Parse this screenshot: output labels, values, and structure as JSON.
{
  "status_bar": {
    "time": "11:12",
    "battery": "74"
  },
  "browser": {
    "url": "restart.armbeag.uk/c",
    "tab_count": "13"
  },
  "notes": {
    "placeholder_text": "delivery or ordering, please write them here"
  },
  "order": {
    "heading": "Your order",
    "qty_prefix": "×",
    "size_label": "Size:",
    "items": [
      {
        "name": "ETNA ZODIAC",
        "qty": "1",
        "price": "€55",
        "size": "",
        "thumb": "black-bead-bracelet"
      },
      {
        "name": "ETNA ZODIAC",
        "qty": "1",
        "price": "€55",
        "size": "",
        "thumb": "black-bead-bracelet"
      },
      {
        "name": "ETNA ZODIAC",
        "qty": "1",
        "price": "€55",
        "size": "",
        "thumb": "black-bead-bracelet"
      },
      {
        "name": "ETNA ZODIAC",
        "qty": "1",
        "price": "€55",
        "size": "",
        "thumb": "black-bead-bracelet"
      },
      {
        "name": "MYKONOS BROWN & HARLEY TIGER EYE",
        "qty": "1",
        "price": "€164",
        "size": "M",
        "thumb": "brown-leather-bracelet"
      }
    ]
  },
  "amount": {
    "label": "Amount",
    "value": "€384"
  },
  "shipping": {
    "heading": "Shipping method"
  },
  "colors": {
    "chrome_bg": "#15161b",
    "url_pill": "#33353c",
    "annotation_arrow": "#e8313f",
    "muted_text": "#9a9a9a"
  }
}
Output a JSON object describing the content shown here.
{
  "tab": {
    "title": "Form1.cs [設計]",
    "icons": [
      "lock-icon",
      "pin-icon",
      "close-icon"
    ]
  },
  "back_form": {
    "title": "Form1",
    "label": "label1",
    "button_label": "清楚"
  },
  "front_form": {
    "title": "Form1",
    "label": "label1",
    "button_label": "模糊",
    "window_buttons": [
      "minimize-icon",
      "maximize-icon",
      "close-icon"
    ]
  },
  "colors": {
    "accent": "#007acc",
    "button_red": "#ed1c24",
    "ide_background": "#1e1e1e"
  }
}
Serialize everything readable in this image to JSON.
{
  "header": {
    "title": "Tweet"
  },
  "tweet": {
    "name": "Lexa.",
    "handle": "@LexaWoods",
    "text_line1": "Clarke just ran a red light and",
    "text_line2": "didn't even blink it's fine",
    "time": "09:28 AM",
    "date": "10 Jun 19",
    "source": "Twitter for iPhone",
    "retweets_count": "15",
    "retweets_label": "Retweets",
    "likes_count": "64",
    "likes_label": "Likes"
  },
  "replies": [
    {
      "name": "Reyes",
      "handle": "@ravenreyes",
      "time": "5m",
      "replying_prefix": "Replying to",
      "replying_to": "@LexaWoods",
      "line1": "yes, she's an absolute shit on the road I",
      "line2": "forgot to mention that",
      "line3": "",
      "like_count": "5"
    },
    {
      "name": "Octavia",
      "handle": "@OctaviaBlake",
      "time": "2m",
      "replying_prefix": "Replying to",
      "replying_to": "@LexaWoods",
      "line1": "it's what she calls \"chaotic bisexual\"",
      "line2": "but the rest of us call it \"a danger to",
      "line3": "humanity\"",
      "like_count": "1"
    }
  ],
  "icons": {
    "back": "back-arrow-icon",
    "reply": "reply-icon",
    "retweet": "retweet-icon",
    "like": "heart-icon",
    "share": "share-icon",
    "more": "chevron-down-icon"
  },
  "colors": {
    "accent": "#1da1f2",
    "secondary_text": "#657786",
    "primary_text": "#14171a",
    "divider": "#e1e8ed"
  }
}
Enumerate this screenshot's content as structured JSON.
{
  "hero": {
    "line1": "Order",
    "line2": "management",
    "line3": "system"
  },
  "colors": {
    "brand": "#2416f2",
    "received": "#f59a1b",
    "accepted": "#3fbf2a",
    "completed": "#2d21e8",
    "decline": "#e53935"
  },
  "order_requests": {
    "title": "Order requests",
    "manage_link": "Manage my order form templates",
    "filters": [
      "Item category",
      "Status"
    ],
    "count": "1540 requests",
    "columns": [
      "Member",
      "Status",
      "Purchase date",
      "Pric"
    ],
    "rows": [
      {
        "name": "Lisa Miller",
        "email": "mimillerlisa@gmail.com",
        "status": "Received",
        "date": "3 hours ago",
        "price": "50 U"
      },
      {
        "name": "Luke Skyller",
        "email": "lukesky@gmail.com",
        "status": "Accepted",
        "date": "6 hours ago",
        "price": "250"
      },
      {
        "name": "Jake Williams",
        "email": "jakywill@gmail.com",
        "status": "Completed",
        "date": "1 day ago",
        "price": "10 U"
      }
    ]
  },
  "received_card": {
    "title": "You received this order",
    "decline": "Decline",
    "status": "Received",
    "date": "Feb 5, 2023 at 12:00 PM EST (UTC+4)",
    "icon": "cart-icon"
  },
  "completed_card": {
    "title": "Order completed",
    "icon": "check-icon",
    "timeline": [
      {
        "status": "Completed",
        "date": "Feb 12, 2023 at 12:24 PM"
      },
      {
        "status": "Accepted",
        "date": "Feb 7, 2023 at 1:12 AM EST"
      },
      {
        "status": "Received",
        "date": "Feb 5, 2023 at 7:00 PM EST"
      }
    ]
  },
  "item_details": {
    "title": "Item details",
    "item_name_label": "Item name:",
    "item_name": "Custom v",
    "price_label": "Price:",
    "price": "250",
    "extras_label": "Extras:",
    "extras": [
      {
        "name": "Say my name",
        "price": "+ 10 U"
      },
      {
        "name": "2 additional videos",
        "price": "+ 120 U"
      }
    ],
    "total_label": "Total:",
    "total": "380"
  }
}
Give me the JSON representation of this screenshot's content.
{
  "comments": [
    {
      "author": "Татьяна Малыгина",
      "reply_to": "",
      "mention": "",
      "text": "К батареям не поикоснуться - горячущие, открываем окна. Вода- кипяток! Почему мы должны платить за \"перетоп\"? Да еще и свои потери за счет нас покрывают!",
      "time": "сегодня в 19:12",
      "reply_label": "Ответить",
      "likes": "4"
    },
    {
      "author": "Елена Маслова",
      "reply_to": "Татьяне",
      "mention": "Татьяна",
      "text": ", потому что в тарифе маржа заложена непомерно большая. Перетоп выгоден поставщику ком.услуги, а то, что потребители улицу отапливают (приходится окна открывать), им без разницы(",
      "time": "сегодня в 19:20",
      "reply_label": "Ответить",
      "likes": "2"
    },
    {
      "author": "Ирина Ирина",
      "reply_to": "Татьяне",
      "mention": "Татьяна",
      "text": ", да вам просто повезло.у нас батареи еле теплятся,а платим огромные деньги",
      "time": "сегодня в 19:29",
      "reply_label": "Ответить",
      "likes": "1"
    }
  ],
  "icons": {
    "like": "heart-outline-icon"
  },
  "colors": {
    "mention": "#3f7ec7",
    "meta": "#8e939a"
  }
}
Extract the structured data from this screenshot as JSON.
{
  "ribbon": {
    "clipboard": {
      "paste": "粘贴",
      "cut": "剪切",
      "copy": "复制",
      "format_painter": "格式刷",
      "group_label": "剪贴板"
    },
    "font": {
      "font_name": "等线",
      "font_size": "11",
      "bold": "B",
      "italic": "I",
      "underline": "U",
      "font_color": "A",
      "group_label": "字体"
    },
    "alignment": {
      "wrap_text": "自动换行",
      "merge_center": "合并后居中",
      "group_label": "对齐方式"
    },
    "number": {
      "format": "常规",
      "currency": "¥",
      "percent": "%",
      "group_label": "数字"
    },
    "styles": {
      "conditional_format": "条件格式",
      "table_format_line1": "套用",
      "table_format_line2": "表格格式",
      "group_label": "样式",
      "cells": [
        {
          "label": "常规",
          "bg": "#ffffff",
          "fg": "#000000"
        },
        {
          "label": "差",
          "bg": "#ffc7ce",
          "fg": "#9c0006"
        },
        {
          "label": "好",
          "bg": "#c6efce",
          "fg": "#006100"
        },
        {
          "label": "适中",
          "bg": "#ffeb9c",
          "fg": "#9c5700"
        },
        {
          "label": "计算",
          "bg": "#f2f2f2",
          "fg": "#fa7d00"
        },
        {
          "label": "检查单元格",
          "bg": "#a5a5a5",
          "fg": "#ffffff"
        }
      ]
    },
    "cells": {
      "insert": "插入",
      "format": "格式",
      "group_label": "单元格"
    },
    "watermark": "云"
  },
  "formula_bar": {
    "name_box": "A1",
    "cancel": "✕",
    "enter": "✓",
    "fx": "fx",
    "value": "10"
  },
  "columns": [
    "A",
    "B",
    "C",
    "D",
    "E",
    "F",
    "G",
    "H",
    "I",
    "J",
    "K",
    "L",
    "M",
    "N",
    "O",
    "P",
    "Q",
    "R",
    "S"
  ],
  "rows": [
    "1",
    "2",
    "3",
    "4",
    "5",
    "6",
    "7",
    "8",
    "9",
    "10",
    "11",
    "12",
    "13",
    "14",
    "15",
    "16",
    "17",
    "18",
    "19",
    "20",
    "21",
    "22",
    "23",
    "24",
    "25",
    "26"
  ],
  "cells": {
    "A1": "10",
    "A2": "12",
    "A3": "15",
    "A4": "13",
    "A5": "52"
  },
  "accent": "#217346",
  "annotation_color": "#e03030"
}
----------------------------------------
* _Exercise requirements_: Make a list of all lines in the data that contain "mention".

* _Problem solution_:
      "line2": "forgot to mention that",
      "mention": "",
      "mention": "Татьяна",
      "mention": "Татьяна",
    "mention": "#3f7ec7",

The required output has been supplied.